This phase is crucial for the success of an ML project. However, it may take some time until the right problem is found.
After we have analyzed the workflows in software usage and identified use cases (tasks) suitable for ML, we can convert these use cases into ML projects. You then start the so-called Data Science Research. In this second phase, you go through a series of processes iteratively:
The mapping of the user problem to the ML algorithms. You analyze and identify which ML algorithm is best suited to solve the problem. In our example, we chose unsupervised ML because category recognition is a classification task.
Operationalization of Machine Learning
Training the ML models can take a lot of time and be challenging, but the real challenge is integrating an ML system into the production environment, i.e. into the software product that interacts with users. An ML system consists of three main elements: training data, ML model and code for model training. We use the DevOps principles for ML systems (MLOps) to combine ML development and operations. As an extension of DevOps, MLOps is dedicated to automating and monitoring (in all steps) the integration of ML systems into software projects.
The measures may be applied for several purposes, including:
- Model evaluation: a developer may want to know how good the model is, i.e., how reliable are the model’s predictions or how frequent the errors or the expected magnitude of errors;
- Model comparison: a developer may want to compare two or more models to offer a client option to choose between them;
- Out-of-sample and out-of-time comparisons: a developer may want to check a model’s performance when applied to new data from the client to evaluate whether performance has been worsened.
Most of the commercially available model-performance measures are based on the comparison of the model’s predictions with the values in a provided dataset. In real life predictions and the dependent-variable values are not equal and hence for professional service delivery, and we want to quantify the disagreement.
The goal of this article was to direct the self-employed professionals towards the upcoming measures to offer better service to better clients.
Normally, we use rapid application development (RAD) tools for the experimental phase.

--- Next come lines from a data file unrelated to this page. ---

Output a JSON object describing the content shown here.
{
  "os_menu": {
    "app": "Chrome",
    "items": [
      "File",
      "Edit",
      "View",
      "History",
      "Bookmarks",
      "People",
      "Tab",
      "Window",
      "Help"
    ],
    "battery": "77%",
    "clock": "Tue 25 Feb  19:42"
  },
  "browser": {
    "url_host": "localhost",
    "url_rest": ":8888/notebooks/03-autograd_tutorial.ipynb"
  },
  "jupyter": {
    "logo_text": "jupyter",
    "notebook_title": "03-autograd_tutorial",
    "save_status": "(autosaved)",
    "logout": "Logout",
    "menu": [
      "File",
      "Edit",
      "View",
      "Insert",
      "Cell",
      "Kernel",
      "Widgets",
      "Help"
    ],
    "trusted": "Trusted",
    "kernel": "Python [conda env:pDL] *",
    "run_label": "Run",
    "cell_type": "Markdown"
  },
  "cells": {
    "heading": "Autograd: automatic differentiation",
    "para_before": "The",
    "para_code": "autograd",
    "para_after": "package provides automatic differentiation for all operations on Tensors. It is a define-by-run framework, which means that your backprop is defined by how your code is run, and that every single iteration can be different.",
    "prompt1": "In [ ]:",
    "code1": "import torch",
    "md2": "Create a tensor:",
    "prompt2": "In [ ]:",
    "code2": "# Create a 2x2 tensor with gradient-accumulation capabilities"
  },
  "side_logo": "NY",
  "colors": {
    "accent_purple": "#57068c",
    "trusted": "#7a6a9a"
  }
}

The main focus of RAD tools is on creating ML prototypes and functional requirements. Very popular are e.g. Jupyter notebook or cloud-based environments such as Colab from Google. There are several advantages and disadvantages to using RAD tools. The data was prepared, new features were derived and various machine learning models were trained. But how a developer will evaluate the performance of these models? For this purpose, so-called model performance model monitoring is being introduced in the machine learning area.